Despite being a site of major cultural and spiritual significance, the convent had fallen into disrepair and the nuns, many of whom had risked their lives to escape to Deboche from persecution in Tibet, suffered from lack of adequate sanitation, cooking facilities, and protection from the harsh Himalayan winters.
Starting in 2006, we made small improvements, including installation of a water line, sanitary facilities, a new cooking stove and smaller stoves for the nuns' cottages, roofing, insulation and greenhouse projects. We teamed with the Seattle chapter of Architects Without Borders to design a new residence, teaching, and meditation space and were busy fundraising for this large-scale project.
Architect Laura Rose and Project Coordinator Mingma Tenzin confer with the nuns about the building plans.
Then the 2015 earthquakes hit, devastating the convent and much of the rest of the country. Funding dried up, as resources were diverted to other projects. The government, overwhelmed by the disaster and volume of response, became more challenging to deal with.
We have regrouped and are now both a charity in the USA and a NGO in Nepal, with the green light to proceed.

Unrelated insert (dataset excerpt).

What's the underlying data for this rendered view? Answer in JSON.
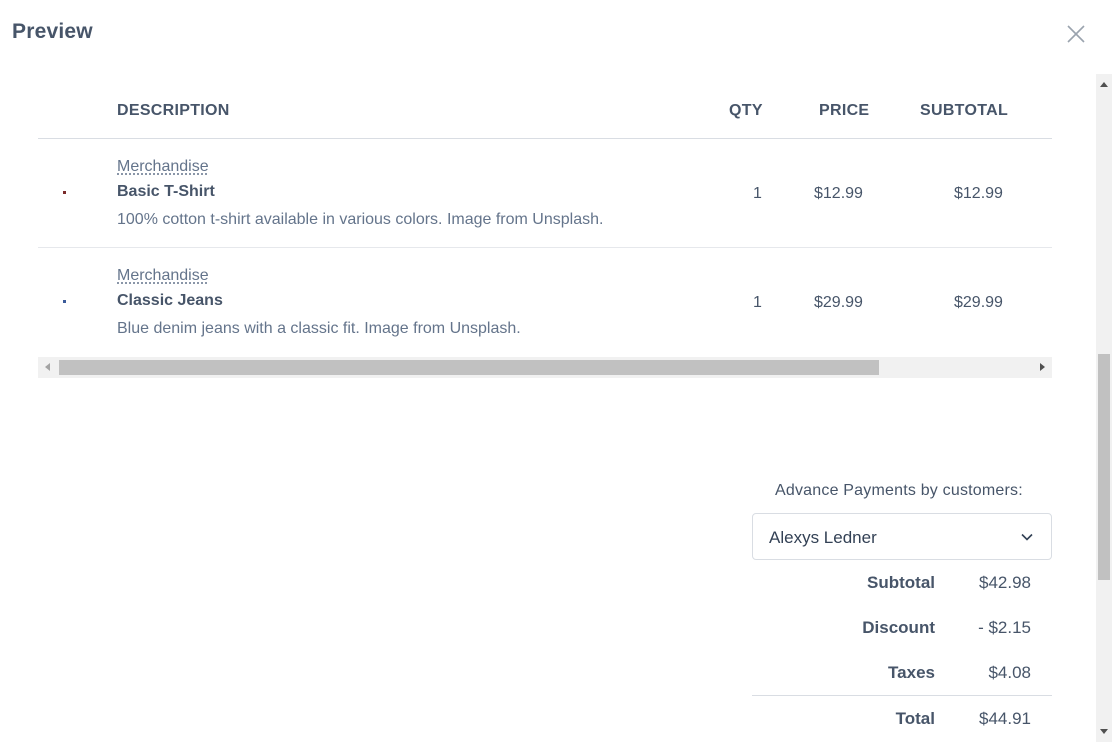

Plans for the nuns' residence building have been updated, and are earthquake-resistant.
We are moving forward quickly! Over 30 workers are on site, and progress on the building is being made daily.
Here the foundation is being finished.
Here the framing for the windows and doors are being set in place.
We will continue to post updates as we receive new photos from the site.
Why we started this campaign.
We have raised about 90% of our funding goal, but we need your help to finish this building before the winter snows. Please make a tax deductible donation. Every penny you contribute will go to completing this project.
To learn more about the Deboche Project, visit our website .
DonationsSee top donations
- Dan Mazur from SummitClimb.com
- Tana Rill
- Matching Gift
- Ann Leamon